• **Prompt**: Copy every line of the records that includes the word "branch".

START Record set

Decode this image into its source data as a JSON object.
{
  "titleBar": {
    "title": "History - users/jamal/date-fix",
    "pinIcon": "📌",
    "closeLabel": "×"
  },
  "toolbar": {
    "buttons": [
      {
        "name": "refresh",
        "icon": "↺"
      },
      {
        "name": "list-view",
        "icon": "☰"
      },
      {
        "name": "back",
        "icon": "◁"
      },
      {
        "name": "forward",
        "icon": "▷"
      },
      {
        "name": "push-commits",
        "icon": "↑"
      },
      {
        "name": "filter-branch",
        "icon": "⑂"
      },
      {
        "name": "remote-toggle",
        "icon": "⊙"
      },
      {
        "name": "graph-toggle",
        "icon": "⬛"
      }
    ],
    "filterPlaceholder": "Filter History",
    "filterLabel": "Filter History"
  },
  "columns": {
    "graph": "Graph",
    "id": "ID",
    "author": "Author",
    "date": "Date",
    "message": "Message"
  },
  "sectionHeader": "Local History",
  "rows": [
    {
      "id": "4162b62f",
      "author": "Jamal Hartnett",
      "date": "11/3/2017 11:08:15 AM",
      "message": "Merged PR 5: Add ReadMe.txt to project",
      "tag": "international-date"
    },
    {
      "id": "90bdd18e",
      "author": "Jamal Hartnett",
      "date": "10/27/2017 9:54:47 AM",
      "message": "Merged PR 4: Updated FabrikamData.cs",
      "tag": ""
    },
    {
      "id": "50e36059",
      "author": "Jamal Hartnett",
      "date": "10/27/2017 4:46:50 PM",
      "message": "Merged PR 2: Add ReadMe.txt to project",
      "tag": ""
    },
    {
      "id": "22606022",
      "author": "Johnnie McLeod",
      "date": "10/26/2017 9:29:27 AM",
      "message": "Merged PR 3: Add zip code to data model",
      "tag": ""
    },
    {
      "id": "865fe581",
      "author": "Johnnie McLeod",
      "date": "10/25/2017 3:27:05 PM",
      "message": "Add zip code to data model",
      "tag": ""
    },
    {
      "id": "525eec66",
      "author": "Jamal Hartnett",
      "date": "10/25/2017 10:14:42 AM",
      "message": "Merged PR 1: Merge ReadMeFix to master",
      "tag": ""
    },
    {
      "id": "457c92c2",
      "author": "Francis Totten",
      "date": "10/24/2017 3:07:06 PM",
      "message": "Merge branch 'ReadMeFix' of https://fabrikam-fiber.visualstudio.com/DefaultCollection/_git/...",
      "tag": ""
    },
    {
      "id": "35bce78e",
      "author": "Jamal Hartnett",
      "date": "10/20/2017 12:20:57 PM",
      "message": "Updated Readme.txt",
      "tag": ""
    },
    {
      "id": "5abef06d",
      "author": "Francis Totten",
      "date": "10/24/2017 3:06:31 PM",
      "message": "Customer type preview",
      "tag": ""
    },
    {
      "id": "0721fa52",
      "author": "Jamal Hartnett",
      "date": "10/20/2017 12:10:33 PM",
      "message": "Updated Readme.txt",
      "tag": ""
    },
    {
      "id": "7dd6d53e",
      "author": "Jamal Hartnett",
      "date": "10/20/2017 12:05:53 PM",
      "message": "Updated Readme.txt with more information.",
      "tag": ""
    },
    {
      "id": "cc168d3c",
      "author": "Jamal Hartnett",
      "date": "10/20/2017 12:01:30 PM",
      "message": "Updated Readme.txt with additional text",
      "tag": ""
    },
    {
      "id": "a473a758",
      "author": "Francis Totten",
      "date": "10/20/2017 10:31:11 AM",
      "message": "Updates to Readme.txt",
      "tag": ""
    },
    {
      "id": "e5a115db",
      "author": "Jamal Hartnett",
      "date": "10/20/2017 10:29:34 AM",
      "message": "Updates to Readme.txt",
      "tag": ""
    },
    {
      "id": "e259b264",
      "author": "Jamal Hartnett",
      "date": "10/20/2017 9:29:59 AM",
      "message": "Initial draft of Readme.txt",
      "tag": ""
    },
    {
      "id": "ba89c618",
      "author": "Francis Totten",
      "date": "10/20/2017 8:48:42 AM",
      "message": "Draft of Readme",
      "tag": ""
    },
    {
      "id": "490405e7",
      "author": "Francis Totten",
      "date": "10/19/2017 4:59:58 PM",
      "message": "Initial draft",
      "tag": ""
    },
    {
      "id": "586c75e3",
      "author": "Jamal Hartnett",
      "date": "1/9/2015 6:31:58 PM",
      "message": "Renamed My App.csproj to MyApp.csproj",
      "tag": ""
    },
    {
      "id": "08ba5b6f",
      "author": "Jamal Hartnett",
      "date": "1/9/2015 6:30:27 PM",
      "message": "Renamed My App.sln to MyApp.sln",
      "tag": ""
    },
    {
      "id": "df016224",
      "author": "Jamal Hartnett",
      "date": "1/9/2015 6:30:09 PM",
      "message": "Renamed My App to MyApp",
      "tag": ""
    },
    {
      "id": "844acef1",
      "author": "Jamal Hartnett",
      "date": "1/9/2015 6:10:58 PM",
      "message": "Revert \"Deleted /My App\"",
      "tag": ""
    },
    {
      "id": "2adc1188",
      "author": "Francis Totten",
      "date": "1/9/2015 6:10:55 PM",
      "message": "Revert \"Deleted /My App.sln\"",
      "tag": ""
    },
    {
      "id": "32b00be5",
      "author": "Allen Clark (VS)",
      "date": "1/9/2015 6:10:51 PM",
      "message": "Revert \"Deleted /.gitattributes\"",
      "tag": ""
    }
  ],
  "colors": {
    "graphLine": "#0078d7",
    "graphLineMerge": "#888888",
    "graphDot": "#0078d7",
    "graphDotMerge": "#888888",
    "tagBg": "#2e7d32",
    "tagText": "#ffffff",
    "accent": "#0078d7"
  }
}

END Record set

• **Result of the task**:
        "name": "filter-branch",
      "message": "Merge branch 'ReadMeFix' of https://fabrikam-fiber.visualstudio.com/DefaultCollection/_git/...",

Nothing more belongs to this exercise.